## WORK REQUEST
Copy each line of the entries that contains the word "null".

## DATA LISTING
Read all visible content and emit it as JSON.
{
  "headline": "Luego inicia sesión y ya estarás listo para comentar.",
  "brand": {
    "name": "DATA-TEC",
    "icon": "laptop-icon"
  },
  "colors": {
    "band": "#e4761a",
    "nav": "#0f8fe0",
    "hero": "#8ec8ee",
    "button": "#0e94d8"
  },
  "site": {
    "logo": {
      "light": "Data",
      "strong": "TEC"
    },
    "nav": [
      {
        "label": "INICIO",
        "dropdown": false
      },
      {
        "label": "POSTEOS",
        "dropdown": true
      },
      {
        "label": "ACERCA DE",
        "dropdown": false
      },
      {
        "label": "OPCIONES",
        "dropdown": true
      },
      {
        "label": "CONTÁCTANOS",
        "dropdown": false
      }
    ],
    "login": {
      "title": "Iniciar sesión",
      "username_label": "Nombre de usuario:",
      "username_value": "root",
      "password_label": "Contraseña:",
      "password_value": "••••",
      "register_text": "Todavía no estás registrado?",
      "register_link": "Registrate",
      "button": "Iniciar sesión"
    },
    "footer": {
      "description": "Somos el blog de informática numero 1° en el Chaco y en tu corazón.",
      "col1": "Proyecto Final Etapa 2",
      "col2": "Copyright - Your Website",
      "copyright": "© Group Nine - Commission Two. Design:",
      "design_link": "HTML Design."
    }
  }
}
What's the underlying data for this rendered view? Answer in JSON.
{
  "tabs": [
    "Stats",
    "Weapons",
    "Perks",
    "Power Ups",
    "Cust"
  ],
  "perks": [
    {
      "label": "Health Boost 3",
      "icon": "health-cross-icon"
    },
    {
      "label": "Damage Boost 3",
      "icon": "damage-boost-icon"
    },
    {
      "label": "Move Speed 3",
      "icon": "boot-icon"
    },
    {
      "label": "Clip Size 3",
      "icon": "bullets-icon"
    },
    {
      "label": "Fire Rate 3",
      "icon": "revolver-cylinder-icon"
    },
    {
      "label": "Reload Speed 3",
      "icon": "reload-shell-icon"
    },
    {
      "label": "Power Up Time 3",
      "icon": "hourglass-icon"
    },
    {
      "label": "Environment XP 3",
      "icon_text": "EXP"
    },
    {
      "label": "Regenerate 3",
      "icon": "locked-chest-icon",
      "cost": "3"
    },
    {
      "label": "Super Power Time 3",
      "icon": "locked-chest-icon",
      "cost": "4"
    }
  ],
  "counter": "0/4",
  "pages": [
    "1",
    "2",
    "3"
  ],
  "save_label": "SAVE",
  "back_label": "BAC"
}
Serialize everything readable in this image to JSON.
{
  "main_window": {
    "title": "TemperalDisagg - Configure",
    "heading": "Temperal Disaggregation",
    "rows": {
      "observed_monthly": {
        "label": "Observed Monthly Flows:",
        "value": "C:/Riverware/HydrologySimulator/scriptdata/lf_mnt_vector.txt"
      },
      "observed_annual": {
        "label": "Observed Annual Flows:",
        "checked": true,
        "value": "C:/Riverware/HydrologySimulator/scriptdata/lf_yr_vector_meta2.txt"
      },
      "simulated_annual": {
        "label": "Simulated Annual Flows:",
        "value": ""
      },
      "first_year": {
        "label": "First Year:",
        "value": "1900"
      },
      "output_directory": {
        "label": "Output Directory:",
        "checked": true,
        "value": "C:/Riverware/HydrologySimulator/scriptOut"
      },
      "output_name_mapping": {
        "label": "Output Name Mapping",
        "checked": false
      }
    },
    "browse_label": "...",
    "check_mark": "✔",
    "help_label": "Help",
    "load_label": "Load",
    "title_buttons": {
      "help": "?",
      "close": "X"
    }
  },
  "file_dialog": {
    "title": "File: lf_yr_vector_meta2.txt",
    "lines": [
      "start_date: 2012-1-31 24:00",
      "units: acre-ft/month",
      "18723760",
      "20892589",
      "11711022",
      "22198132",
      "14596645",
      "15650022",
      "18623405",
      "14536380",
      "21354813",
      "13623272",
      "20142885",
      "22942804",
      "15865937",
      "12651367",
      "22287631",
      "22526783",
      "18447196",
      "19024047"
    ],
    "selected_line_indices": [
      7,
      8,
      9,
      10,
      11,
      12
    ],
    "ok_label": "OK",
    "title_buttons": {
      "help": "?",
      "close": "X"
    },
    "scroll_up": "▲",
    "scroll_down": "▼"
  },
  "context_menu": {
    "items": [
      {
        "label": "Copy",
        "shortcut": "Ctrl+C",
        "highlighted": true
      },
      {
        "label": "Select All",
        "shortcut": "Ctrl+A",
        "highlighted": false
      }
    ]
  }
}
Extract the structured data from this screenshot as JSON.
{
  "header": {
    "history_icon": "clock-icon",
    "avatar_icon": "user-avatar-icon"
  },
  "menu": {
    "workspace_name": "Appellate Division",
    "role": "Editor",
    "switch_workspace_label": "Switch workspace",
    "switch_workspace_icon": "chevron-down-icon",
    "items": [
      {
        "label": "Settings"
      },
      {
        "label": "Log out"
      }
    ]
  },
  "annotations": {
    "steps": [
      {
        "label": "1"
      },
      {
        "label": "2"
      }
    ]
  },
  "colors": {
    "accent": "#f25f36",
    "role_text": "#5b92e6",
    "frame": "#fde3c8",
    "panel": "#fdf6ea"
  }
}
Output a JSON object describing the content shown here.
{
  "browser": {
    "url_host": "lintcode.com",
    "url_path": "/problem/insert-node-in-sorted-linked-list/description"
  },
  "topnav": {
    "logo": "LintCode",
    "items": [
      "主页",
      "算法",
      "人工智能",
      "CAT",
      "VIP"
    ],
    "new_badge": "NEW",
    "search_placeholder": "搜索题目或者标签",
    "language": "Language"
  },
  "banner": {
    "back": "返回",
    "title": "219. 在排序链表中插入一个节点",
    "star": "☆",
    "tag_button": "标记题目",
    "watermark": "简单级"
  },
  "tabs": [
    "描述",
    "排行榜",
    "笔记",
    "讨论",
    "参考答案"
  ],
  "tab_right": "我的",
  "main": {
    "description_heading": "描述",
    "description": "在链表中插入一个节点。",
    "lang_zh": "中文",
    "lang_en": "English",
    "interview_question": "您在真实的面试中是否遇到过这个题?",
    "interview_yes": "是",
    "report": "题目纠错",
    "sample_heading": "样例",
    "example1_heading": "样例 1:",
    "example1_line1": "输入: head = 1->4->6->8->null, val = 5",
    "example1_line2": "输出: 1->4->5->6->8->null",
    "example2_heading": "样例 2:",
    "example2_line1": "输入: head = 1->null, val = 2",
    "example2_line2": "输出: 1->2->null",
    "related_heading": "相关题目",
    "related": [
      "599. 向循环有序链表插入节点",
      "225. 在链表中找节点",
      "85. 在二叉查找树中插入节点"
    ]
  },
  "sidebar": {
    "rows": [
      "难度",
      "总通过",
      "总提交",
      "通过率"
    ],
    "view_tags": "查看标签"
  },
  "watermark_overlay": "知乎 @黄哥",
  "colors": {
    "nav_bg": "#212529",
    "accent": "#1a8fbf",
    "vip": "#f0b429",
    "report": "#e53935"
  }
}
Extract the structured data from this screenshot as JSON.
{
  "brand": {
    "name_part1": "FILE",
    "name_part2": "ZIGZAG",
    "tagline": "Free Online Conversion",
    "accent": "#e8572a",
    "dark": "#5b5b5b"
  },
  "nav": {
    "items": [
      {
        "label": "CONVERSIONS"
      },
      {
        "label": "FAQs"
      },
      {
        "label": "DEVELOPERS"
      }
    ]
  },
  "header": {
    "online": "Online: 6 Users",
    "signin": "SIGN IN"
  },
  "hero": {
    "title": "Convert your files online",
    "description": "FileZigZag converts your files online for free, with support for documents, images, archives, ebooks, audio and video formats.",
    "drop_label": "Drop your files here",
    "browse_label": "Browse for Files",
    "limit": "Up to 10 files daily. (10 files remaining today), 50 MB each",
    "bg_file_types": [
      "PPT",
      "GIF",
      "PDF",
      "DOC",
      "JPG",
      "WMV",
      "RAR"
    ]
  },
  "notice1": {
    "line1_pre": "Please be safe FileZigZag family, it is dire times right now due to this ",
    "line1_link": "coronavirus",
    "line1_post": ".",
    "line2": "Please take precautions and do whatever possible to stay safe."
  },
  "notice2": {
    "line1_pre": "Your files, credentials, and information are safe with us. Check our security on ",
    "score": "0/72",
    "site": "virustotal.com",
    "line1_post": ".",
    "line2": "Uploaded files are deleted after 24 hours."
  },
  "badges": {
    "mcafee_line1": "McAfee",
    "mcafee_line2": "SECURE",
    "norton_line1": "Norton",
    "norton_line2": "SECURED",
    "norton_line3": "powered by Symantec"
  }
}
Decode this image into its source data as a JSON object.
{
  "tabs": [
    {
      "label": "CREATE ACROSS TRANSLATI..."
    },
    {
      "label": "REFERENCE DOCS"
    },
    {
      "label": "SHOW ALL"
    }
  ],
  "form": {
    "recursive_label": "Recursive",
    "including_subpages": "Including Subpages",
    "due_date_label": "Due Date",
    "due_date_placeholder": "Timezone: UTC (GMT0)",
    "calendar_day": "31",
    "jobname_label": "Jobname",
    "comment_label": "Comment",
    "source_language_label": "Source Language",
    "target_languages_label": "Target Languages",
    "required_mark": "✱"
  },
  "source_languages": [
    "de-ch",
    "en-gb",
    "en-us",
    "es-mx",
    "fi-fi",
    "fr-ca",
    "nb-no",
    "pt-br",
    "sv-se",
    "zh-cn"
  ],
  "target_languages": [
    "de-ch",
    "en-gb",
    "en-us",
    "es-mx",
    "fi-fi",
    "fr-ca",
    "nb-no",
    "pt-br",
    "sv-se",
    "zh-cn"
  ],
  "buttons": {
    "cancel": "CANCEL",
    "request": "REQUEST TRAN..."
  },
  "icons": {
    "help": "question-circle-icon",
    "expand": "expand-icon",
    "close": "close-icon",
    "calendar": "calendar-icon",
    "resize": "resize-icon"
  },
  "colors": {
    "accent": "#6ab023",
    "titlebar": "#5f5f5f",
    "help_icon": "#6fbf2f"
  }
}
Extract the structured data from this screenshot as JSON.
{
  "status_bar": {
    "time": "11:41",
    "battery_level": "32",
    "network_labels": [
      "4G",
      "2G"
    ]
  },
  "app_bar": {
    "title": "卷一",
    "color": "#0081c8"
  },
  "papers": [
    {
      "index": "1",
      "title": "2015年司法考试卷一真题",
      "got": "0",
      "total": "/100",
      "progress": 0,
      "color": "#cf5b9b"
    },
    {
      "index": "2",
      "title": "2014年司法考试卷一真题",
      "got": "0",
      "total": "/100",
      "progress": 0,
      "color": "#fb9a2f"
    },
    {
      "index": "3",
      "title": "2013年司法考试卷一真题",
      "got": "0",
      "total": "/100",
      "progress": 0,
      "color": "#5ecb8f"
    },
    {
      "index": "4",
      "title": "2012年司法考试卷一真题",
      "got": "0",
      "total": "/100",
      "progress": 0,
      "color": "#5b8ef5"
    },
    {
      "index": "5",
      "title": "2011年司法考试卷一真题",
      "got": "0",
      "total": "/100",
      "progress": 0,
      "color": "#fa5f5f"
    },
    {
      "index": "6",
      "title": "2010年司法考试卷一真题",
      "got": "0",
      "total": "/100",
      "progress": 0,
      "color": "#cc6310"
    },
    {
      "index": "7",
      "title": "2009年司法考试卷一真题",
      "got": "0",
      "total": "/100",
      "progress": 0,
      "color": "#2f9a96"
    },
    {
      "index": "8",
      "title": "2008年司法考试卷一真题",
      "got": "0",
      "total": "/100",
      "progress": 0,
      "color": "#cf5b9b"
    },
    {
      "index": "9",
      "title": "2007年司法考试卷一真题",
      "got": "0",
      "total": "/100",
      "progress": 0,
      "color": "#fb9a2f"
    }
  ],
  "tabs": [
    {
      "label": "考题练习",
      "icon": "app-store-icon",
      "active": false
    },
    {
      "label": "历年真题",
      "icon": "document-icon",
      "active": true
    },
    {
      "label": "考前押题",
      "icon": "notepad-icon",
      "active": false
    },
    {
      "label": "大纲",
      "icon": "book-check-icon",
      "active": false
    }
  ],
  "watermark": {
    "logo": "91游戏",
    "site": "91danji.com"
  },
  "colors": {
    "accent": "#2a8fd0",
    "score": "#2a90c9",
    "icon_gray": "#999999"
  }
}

## RESPONSE AREA
    "example1_line1": "输入: head = 1->4->6->8->null, val = 5",
    "example1_line2": "输出: 1->4->5->6->8->null",
    "example2_line1": "输入: head = 1->null, val = 2",
    "example2_line2": "输出: 1->2->null",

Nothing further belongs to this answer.